[EXTRACTED RECORDS Boundary: Start]

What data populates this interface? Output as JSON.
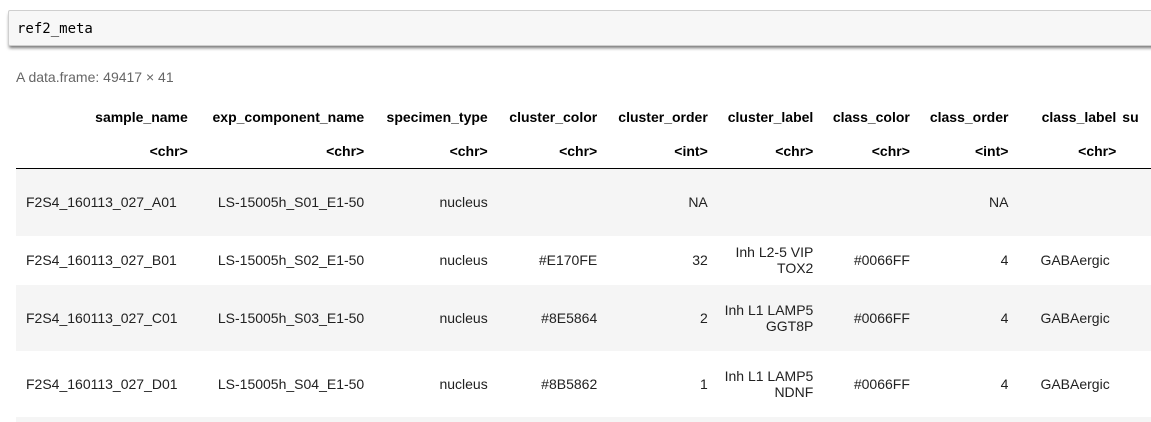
{
  "cell": {
    "code": "ref2_meta"
  },
  "output": {
    "caption": "A data.frame: 49417 × 41",
    "columns": [
      {
        "name": "sample_name",
        "type": "<chr>"
      },
      {
        "name": "exp_component_name",
        "type": "<chr>"
      },
      {
        "name": "specimen_type",
        "type": "<chr>"
      },
      {
        "name": "cluster_color",
        "type": "<chr>"
      },
      {
        "name": "cluster_order",
        "type": "<int>"
      },
      {
        "name": "cluster_label",
        "type": "<chr>"
      },
      {
        "name": "class_color",
        "type": "<chr>"
      },
      {
        "name": "class_order",
        "type": "<int>"
      },
      {
        "name": "class_label",
        "type": "<chr>"
      },
      {
        "name": "su",
        "type": ""
      }
    ],
    "rows": [
      [
        "F2S4_160113_027_A01",
        "LS-15005h_S01_E1-50",
        "nucleus",
        "",
        "NA",
        "",
        "",
        "NA",
        "",
        ""
      ],
      [
        "F2S4_160113_027_B01",
        "LS-15005h_S02_E1-50",
        "nucleus",
        "#E170FE",
        "32",
        "Inh L2-5 VIP TOX2",
        "#0066FF",
        "4",
        "GABAergic",
        ""
      ],
      [
        "F2S4_160113_027_C01",
        "LS-15005h_S03_E1-50",
        "nucleus",
        "#8E5864",
        "2",
        "Inh L1 LAMP5 GGT8P",
        "#0066FF",
        "4",
        "GABAergic",
        ""
      ],
      [
        "F2S4_160113_027_D01",
        "LS-15005h_S04_E1-50",
        "nucleus",
        "#8B5862",
        "1",
        "Inh L1 LAMP5 NDNF",
        "#0066FF",
        "4",
        "GABAergic",
        ""
      ]
    ]
  }
}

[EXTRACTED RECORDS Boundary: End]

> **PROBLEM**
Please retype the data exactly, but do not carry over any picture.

> **RESULT OF THE EXERCISE**
What data populates this interface? Output as JSON.
{
  "cell": {
    "code": "ref2_meta"
  },
  "output": {
    "caption": "A data.frame: 49417 × 41",
    "columns": [
      {
        "name": "sample_name",
        "type": "<chr>"
      },
      {
        "name": "exp_component_name",
        "type": "<chr>"
      },
      {
        "name": "specimen_type",
        "type": "<chr>"
      },
      {
        "name": "cluster_color",
        "type": "<chr>"
      },
      {
        "name": "cluster_order",
        "type": "<int>"
      },
      {
        "name": "cluster_label",
        "type": "<chr>"
      },
      {
        "name": "class_color",
        "type": "<chr>"
      },
      {
        "name": "class_order",
        "type": "<int>"
      },
      {
        "name": "class_label",
        "type": "<chr>"
      },
      {
        "name": "su",
        "type": ""
      }
    ],
    "rows": [
      [
        "F2S4_160113_027_A01",
        "LS-15005h_S01_E1-50",
        "nucleus",
        "",
        "NA",
        "",
        "",
        "NA",
        "",
        ""
      ],
      [
        "F2S4_160113_027_B01",
        "LS-15005h_S02_E1-50",
        "nucleus",
        "#E170FE",
        "32",
        "Inh L2-5 VIP TOX2",
        "#0066FF",
        "4",
        "GABAergic",
        ""
      ],
      [
        "F2S4_160113_027_C01",
        "LS-15005h_S03_E1-50",
        "nucleus",
        "#8E5864",
        "2",
        "Inh L1 LAMP5 GGT8P",
        "#0066FF",
        "4",
        "GABAergic",
        ""
      ],
      [
        "F2S4_160113_027_D01",
        "LS-15005h_S04_E1-50",
        "nucleus",
        "#8B5862",
        "1",
        "Inh L1 LAMP5 NDNF",
        "#0066FF",
        "4",
        "GABAergic",
        ""
      ]
    ]
  }
}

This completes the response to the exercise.